In a recent newsletter, we wondered why The Nativity Storywas off to such a slow start at the box office. We also expressed concern that Christian moviegoers were unwittingly sending Hollywood a message—that professionally, well-made films like Nativity may not be worth the major studios' efforts, while lesser-quality films—like Facing the Giants and One Night With the King—were enough to satisfy a Christian audience. We received a number of e-mails responding to those points …
I agree that The Nativity Story is a higher quality film than Facing the Giants and One Night With the King, but I thought there were different reasons for the comparatively low opening box office of Nativity. I have the impression that Giants and King benefited from the standard Christian networking promotions of films that practically only Christians will rush out to see—hyping up the churches, radio stations, established fan base, etc. Conversely, The Nativity Story seemed to be not promoted at all! It is as if the studio for Nativity neglected to engage the standard Christian networking, taking for granted that Christians would just show up, without direct promotional involvement, while they also acted as if standard secular media advertisements were not needed or would not be effective.
I think Christians are incredibly busy during December—Christmas plays, extra church services, Christmas parties, dance recitals, Christmas teas, lots of charity work.
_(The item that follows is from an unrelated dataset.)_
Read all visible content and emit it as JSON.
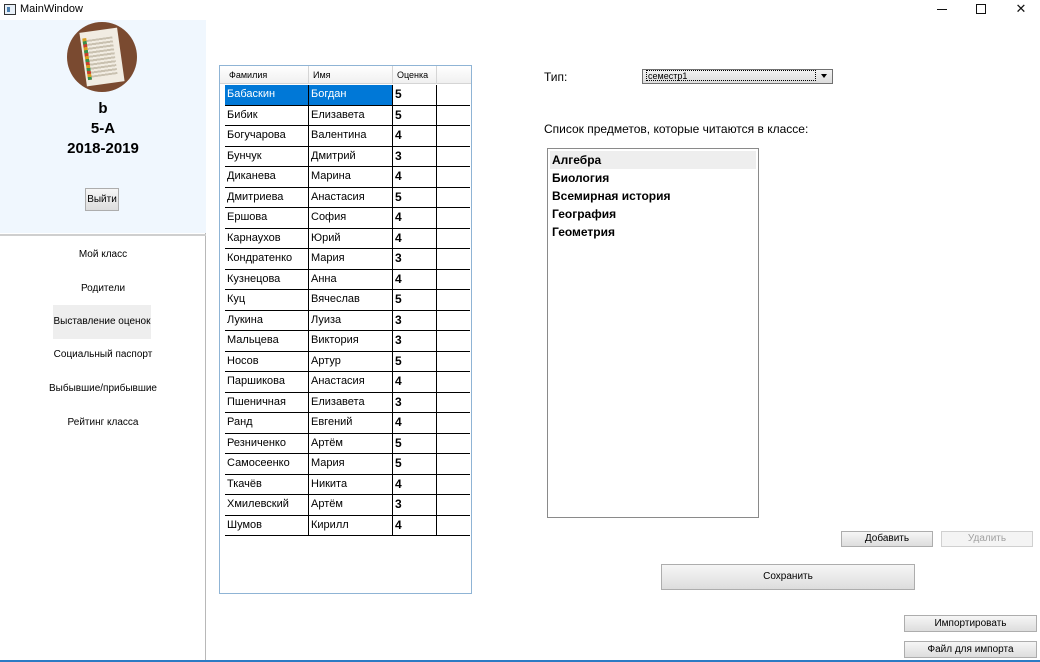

I would love to go see Nativity, but I am going to have to wait because the calendar is just too full.
I believe most of the crowd that this movie hoped to interest were previously engaged celebrating the Nativity through very deeply engrained traditions. After all, the story it presents is the one we celebrate with the greatest gusto in churches all over the world—extra choir practices, Sunday school presentations, church outreach, all needing extra work that first weekend of December. We love this story so much, we were all at church celebrating it!
A young, unmarried pregnant actress playing Mary was enough to turn me off this movie.
It may be that people did not appreciate the other "Christian" movies [Facing the Giants and One Night with the King], which leads to the lackluster desire to see more of them.
The Rev. Dr. Bruce R. Roth
I've only heard about the movie through Christianity Today Movies. Otherwise, I would not have known about it.Other Christians I mentioned it to had not heard of it either. I think there is a serious problem with the advertising for this movie.
I think one factor is the timing. It seems like there are more needy families this year than ever in recent memory, and as much as we enjoy going to movies, our small amount of disposable income can be better spent at this time. Maybe we are not unique.
I can tell you what lessens my interest in Nativity: the news that the actress who portrays Mary has become pregnant by her boyfriend. I am embarrassed to see Nativity and tout it as a fine Christian film, since I know the actress is a fornicator. I suspect I'm not the only one with this opinion.
Our congregation is having play practice every weekend and other activities that are very time-consuming. Even though I have not seen the film, as the pastor I have said something about it each week and plan to go the week of Christmas when I have a little more free time.
I agree that it's disappointing that Nativity isn't doing very well. My wife and I thought it was good—not great, but good. I think the movie that it should be compared to is Narnia, not Facing the Giants. I agree that it's a much better film than the latter, and on a similar quality as the former. But one thing that was vastly different was the publicity, and specifically the marketing to the church marketing. While I heard about Narnia about 12 months out, and got involved about 8 months out (as a regional host, etc.), I didn't even know about Nativity until a leadership conference in October. I immediately signed up to have our church help publicize it, to host a pastors' reception, etc. I contacted the company twice about this, but never even received a response (and they had sent out a request for regional help!). For our church, the combination of a lack of familiarity with the actual project, along with some differences in our own Christmas programming and rehearsals, etc. meant that we didn't buy out the theater like we did for Narnia—but I think we would have, and probably others would have too, with more advance notice, more information/exposure, and a better use of churches.
Dave Johnson, Pastor
Kalamazoo Community Church
I think Nativity will do well in the long run. Since Christmas is on a Monday, our church is not having a Christmas Eve service at 7 p.m. like it normally does. So we felt that going to see Nativity would be a wonderful thing to do Christmas Eve. Many other families might be doing the same thing. I don't want to be tied to casting my "vote" only on opening weekend. I don't like overcrowded theaters, and I have a life that I fit movies into, not around them.
Susan E. Savignac
I strongly disagree with you about Facing the Giants. My wife and I thought it was very moving and one of the best movies we have seen this year. It dealt with real issues and the answers were in the nature of what many of us have experienced.I would recommend the film to almost anybody.
Copyright © 2006 Christianity Today. Click for reprint information.